• _ABOUT THIS EXERCISE_
Copy out all lines of the material below in which "QUEUE" occurs.

• _SUPPLIED RECORDS_
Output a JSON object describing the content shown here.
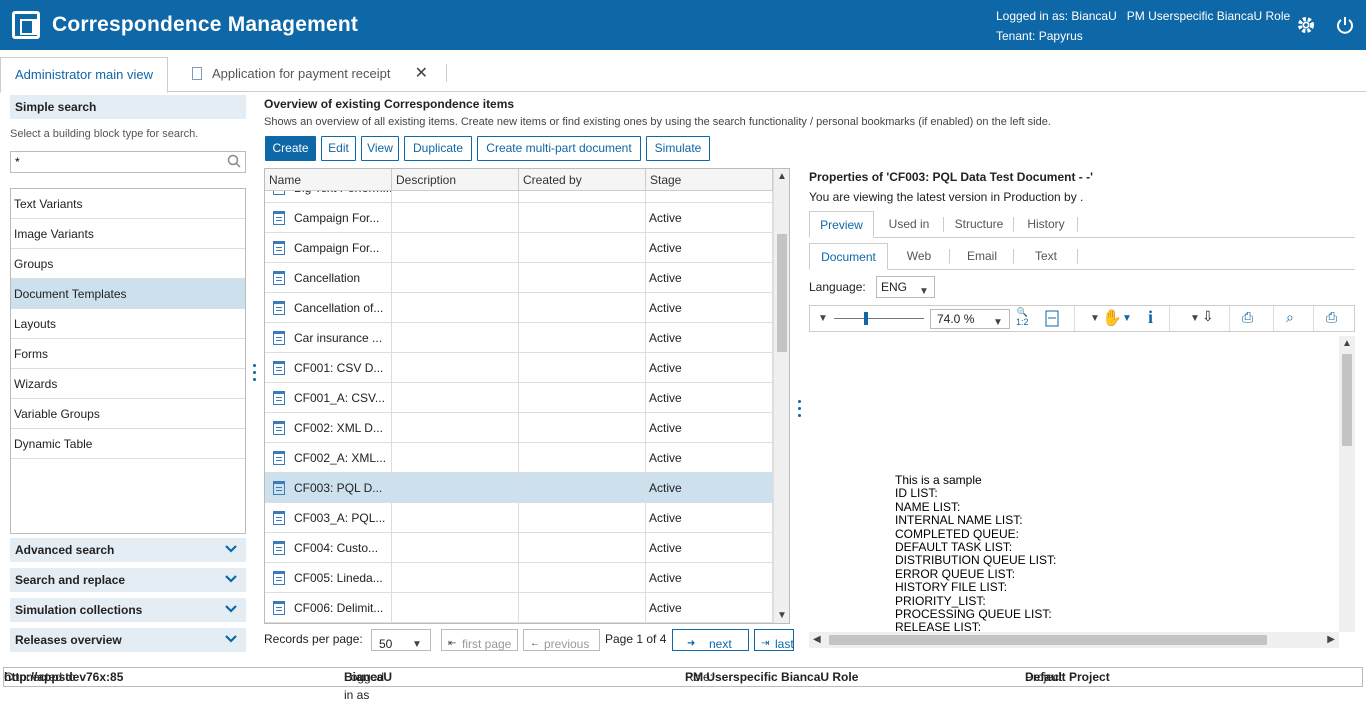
{
  "header": {
    "app_title": "Correspondence Management",
    "logged_in_label": "Logged in as:",
    "user": "BiancaU",
    "role": "PM Userspecific BiancaU Role",
    "tenant_label": "Tenant:",
    "tenant": "Papyrus",
    "icons": [
      "settings-gear-icon",
      "power-icon"
    ]
  },
  "tabs": [
    {
      "label": "Administrator main view",
      "active": true
    },
    {
      "label": "Application for payment receipt",
      "active": false
    }
  ],
  "left": {
    "simple_search_title": "Simple search",
    "hint": "Select a building block type for search.",
    "search_value": "*",
    "types": [
      "Text Variants",
      "Image Variants",
      "Groups",
      "Document Templates",
      "Layouts",
      "Forms",
      "Wizards",
      "Variable Groups",
      "Dynamic Table"
    ],
    "selected_type": "Document Templates",
    "accordions": [
      "Advanced search",
      "Search and replace",
      "Simulation collections",
      "Releases overview"
    ]
  },
  "center": {
    "title": "Overview of existing Correspondence items",
    "subtitle": "Shows an overview of all existing items. Create new items or find existing ones by using the search functionality / personal bookmarks (if enabled) on the left side.",
    "buttons": [
      "Create",
      "Edit",
      "View",
      "Duplicate",
      "Create multi-part document",
      "Simulate"
    ],
    "columns": [
      "Name",
      "Description",
      "Created by",
      "Stage"
    ],
    "partial_row": "Big Text Perform...",
    "rows": [
      {
        "name": "Campaign For...",
        "stage": "Active"
      },
      {
        "name": "Campaign For...",
        "stage": "Active"
      },
      {
        "name": "Cancellation",
        "stage": "Active"
      },
      {
        "name": "Cancellation of...",
        "stage": "Active"
      },
      {
        "name": "Car insurance ...",
        "stage": "Active"
      },
      {
        "name": "CF001: CSV D...",
        "stage": "Active"
      },
      {
        "name": "CF001_A: CSV...",
        "stage": "Active"
      },
      {
        "name": "CF002: XML D...",
        "stage": "Active"
      },
      {
        "name": "CF002_A: XML...",
        "stage": "Active"
      },
      {
        "name": "CF003: PQL D...",
        "stage": "Active",
        "selected": true
      },
      {
        "name": "CF003_A: PQL...",
        "stage": "Active"
      },
      {
        "name": "CF004: Custo...",
        "stage": "Active"
      },
      {
        "name": "CF005: Lineda...",
        "stage": "Active"
      },
      {
        "name": "CF006: Delimit...",
        "stage": "Active"
      }
    ],
    "pager": {
      "records_label": "Records per page:",
      "records_value": "50",
      "first": "first page",
      "previous": "previous",
      "page_info": "Page 1 of 4",
      "next": "next",
      "last": "last"
    }
  },
  "right": {
    "title": "Properties of 'CF003: PQL Data Test Document - -'",
    "subtitle": "You are viewing the latest version in Production by .",
    "tabs": [
      "Preview",
      "Used in",
      "Structure",
      "History"
    ],
    "subtabs": [
      "Document",
      "Web",
      "Email",
      "Text"
    ],
    "language_label": "Language:",
    "language": "ENG",
    "zoom": "74.0 %",
    "zoom_ratio": "1:2",
    "doc_lines": [
      "This is a sample",
      "ID LIST:",
      "NAME LIST:",
      "INTERNAL NAME LIST:",
      "COMPLETED QUEUE:",
      "DEFAULT TASK LIST:",
      "DISTRIBUTION QUEUE LIST:",
      "ERROR QUEUE LIST:",
      "HISTORY FILE LIST:",
      "PRIORITY_LIST:",
      "PROCESSING QUEUE LIST:",
      "RELEASE LIST:"
    ]
  },
  "status": {
    "connected_label": "Connected to",
    "connected": "http://appsdev76x:85",
    "logged_label": "Logged in as",
    "logged": "BiancaU",
    "role_label": "Role:",
    "role": "PM Userspecific BiancaU Role",
    "project_label": "Project:",
    "project": "Default Project"
  }
}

• _TASK ANSWER_
      "COMPLETED QUEUE:",
      "DISTRIBUTION QUEUE LIST:",
      "ERROR QUEUE LIST:",
      "PROCESSING QUEUE LIST:",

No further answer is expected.